Table of Contents

Monday, January 07, 2008

Reds Outfield Arms - Concerns about Griffey

John Walsh has released his annual report on outfielder arms. With the exception of the Fans' scouting report data, all of the fielding ratings that I've discussed on this blog of late look solely at the ability of outfielders to catch fly balls. That's typically the most important component of outfielding, but preventing baserunners from advancing via either "kills" or "holds" can also be an important factor in a fielder's performance, which is what makes Walsh's arm ratings so valuable.

Only three Reds actually made his cut-off and appeared in his article (I'm surprised Hamilton didn't, but...):
Dunn -4 runs
Freel +2 runs
Griffey -6.5 runs

Remember, part of these "arm" ratings is how fast an outfielder can get to a ball; someone can have a canon, but if they can't get to a ball fast enough, runners will take the extra base anyway. That's probably part of why Dunn and Griffey do so poorly.

How does this affect total value estimates of these players? Let's see:
PlayerOffense (RAR)
Fielding (RAA)
Throwing (RAA)
PosAdj (RAA)
Freel didn't play enough--or hit well enough--for his nice throwing rating to give him much of a bump. And Dunn's offense still carried his value, though his total fielding "performance," including position adjustment and throwing, cut his value by ~35%.
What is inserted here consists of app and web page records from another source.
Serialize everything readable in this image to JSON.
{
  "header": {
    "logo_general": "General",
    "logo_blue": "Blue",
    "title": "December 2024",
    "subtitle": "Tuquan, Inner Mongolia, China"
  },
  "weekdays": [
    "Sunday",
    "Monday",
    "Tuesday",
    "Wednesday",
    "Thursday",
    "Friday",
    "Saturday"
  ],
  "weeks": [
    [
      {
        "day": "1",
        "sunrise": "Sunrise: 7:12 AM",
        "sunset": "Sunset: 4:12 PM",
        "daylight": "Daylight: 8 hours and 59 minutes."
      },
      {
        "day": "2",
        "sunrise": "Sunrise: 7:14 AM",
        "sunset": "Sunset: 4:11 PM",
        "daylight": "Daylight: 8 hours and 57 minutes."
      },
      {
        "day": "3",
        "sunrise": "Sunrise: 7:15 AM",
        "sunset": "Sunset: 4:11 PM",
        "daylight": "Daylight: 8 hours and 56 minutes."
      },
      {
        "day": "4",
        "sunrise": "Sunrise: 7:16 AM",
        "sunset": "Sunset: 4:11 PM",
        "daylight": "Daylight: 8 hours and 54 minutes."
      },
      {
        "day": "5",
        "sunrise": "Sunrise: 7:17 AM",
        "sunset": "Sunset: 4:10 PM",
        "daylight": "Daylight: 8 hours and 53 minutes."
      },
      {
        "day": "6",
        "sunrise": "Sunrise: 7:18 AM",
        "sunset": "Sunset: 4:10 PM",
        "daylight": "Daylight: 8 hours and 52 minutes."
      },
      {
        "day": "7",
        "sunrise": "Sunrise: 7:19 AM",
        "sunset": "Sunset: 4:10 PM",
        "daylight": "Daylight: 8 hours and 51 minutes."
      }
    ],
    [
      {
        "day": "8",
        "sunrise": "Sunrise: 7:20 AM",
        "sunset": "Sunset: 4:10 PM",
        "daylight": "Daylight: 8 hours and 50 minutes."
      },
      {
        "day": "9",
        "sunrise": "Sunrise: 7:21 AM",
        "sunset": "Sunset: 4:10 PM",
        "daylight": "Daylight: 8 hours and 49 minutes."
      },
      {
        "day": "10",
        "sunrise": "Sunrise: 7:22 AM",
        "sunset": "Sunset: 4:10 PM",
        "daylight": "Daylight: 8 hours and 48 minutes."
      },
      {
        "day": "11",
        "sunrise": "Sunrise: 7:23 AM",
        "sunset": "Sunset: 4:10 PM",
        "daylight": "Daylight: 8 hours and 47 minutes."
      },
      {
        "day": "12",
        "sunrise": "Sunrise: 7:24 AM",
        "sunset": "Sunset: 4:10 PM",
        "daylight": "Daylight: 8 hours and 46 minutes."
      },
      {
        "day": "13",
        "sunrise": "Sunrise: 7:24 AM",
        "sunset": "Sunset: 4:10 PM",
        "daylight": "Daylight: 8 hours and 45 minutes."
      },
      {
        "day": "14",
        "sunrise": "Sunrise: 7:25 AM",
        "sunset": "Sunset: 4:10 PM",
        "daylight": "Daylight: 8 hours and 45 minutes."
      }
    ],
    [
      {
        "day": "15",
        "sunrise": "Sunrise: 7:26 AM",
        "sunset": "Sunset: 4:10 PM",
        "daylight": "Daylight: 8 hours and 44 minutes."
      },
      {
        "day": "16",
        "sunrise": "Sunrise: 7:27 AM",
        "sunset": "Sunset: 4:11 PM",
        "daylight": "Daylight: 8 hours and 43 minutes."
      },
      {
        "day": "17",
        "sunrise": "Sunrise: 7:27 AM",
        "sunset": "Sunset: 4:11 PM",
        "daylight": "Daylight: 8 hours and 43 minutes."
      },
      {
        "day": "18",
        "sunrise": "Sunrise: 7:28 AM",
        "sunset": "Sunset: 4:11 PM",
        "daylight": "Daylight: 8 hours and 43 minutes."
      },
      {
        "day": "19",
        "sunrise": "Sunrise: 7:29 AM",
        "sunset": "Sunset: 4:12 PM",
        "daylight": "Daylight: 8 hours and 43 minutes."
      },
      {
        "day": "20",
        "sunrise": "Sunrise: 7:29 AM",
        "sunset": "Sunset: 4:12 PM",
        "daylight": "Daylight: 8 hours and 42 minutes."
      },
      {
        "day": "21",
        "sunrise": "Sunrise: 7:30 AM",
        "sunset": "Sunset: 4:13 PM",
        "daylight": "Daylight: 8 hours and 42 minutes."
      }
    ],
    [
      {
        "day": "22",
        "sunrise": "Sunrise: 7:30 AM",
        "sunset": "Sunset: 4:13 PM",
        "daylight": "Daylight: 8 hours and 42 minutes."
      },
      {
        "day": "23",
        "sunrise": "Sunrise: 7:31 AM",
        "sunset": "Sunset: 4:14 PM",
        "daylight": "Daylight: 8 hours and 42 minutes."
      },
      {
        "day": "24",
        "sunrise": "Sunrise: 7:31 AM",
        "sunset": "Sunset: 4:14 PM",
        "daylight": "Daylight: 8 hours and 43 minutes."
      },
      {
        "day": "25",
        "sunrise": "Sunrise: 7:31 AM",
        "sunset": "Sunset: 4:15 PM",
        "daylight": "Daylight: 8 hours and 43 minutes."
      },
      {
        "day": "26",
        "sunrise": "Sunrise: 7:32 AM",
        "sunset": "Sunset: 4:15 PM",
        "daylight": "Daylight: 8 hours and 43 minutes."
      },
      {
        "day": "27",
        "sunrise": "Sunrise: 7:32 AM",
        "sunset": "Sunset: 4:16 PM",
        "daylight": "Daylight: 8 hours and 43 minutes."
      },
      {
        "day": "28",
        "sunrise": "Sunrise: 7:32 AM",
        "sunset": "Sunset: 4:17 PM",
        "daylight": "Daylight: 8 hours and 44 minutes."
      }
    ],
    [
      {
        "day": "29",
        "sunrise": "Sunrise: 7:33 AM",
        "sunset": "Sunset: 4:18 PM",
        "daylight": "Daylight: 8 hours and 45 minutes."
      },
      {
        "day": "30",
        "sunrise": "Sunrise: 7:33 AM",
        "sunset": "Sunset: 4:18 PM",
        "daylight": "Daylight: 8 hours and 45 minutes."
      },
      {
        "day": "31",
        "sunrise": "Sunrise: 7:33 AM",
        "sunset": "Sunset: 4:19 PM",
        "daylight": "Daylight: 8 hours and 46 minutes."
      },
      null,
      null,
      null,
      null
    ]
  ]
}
Griffey, on the other hand, got hit really hard, and is now rated as essentially equivalent in 2007 value to Alex Gonzalez according to my numbers (see other Reds in this post). This is consistent with a value estimate by MGL earlier this offseason. He projected Griffey, after factoring in offense, fielding, throwing, baserunning (advancement, not just steals), and aging, to be at or below replacement level. I'm not willing to go that far--both my fielding and Walsh's throwing numbers are a bit more generous to Griffey than MGL's. But I am very concerned about how much value Griffey really is adding to the team out in right field at this point.